--- START ---

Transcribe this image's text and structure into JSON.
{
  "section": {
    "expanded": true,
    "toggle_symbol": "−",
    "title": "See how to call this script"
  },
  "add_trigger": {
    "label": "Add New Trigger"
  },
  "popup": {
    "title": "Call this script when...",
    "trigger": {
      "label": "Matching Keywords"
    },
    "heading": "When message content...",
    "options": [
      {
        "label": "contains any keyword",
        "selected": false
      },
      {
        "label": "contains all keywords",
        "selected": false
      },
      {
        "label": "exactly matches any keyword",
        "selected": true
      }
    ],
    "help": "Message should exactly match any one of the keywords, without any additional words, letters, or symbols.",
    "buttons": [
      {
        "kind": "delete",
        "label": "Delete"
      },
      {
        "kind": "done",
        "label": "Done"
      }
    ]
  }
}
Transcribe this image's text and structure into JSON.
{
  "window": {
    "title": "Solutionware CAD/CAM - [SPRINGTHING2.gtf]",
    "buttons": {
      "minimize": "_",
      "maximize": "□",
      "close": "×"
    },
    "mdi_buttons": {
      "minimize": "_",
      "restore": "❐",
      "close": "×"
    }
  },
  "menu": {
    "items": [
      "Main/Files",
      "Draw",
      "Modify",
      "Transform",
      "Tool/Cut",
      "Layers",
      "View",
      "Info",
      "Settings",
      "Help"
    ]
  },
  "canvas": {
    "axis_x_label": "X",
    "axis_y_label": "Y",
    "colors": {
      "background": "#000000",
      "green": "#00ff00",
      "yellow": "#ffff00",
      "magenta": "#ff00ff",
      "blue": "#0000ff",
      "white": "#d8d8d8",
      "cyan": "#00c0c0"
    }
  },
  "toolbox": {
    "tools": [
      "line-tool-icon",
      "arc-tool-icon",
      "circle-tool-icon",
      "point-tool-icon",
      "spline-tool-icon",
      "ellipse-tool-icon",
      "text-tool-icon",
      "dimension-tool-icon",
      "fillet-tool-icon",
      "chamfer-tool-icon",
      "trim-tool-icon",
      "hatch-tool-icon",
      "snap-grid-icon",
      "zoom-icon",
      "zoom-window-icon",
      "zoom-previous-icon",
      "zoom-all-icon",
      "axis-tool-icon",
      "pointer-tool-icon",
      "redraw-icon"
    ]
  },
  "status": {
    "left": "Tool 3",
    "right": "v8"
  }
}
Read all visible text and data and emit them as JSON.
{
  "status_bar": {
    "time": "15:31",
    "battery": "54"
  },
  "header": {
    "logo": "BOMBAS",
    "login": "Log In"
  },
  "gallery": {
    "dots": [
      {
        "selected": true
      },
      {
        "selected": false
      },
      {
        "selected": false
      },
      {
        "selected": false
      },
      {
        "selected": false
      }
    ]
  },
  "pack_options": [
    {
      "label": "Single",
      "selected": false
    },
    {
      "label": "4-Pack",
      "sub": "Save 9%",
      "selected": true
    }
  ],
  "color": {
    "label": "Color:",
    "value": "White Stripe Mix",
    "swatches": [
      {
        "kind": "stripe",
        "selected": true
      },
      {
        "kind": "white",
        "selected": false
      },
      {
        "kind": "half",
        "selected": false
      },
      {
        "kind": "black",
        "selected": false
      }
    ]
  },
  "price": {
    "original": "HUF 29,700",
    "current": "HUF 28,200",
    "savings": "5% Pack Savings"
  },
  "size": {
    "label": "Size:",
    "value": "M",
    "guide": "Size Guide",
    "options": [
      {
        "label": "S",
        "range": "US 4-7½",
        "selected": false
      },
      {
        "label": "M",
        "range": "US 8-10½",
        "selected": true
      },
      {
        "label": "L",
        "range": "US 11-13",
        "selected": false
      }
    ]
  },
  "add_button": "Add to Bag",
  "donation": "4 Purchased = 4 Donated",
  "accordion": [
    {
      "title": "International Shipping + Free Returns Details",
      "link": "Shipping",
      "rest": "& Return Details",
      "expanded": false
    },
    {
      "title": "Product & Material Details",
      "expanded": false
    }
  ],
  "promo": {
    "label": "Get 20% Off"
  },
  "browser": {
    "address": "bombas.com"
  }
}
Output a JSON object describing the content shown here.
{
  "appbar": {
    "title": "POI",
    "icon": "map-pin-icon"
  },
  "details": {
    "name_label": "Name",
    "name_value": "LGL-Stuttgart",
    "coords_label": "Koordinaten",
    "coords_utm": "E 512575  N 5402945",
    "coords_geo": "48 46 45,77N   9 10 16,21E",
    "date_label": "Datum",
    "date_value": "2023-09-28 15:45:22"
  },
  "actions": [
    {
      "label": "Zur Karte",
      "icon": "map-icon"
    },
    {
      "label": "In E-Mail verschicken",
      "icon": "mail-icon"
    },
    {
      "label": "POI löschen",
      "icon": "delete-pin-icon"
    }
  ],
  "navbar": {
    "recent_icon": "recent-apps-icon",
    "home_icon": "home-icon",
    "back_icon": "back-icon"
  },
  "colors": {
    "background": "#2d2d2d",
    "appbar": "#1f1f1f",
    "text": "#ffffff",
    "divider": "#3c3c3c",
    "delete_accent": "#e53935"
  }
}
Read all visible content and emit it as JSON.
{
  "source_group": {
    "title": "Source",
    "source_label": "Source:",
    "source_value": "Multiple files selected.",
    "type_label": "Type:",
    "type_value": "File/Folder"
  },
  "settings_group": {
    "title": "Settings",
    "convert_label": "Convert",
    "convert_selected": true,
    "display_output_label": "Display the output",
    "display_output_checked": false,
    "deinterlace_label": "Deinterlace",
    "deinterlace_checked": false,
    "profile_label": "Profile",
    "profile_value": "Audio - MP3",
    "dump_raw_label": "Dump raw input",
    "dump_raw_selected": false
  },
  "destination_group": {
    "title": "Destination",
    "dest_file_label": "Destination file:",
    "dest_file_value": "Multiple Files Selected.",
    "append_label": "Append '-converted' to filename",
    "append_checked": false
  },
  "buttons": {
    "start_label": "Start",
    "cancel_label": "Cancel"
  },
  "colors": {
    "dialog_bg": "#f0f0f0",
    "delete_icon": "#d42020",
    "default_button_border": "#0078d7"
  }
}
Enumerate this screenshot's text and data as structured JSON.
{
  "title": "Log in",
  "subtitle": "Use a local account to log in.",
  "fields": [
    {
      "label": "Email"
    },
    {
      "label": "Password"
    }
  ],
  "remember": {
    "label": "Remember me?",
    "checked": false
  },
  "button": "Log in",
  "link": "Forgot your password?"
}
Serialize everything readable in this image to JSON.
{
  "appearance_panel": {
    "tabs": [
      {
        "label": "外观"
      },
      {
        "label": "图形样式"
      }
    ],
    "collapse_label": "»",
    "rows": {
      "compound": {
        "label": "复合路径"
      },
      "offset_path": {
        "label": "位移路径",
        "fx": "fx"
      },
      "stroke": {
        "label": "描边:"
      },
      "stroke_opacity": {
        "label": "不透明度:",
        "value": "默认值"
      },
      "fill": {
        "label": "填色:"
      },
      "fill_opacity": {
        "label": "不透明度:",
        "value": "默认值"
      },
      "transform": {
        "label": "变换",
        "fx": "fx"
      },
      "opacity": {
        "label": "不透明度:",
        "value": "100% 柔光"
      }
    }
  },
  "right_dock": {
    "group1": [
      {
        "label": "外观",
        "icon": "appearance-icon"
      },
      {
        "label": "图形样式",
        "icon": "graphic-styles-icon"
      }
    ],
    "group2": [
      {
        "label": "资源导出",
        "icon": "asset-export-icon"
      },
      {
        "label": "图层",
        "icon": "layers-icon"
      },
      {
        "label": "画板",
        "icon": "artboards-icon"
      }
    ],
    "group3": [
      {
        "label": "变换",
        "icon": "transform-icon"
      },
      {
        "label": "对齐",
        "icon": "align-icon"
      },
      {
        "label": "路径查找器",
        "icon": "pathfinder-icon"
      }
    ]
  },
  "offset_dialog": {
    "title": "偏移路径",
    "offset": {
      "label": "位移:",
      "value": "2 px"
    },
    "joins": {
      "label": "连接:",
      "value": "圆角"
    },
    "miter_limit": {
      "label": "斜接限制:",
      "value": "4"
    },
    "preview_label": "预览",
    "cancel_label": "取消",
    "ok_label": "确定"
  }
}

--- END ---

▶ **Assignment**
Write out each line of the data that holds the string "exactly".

▶ **Problem solution**
        "label": "exactly matches any keyword",
    "help": "Message should exactly match any one of the keywords, without any additional words, letters, or symbols.",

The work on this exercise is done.